## ABOUT THIS EXERCISE
Collect every line below that contains the word "value".

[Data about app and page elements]
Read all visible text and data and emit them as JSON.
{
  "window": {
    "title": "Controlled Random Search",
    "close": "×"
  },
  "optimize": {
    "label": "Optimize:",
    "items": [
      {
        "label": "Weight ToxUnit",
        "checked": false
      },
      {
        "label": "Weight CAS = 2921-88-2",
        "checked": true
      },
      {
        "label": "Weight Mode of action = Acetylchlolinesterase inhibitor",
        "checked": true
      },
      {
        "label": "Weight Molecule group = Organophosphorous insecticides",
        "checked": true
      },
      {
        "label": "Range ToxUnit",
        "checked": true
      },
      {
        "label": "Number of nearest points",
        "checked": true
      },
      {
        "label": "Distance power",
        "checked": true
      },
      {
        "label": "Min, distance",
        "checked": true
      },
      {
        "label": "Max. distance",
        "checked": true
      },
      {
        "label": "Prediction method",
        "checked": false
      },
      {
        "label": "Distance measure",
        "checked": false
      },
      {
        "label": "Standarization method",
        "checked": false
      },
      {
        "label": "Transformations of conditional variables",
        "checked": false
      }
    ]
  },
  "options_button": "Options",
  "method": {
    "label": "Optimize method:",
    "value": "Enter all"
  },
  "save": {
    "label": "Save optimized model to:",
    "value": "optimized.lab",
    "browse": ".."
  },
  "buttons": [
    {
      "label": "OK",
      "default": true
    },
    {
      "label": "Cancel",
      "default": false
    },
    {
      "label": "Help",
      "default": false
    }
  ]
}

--

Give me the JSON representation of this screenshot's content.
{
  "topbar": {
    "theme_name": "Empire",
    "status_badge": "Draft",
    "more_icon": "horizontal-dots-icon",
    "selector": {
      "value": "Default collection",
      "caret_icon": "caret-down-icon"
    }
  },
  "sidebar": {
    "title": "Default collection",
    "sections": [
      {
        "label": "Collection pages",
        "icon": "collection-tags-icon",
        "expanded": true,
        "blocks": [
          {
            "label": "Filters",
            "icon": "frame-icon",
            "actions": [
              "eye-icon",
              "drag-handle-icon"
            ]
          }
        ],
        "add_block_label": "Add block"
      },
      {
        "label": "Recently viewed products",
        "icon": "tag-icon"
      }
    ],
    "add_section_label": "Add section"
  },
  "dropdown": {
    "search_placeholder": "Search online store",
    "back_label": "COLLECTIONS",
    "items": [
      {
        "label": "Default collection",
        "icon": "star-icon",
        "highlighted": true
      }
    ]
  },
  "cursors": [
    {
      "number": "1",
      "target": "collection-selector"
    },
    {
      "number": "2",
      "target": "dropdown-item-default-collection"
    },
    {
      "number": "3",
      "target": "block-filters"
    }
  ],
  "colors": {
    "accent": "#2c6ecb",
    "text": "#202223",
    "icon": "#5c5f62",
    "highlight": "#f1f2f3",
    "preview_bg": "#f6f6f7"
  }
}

## THE COMPLETED TASK
    "value": "Enter all"
    "value": "optimized.lab",
      "value": "Default collection",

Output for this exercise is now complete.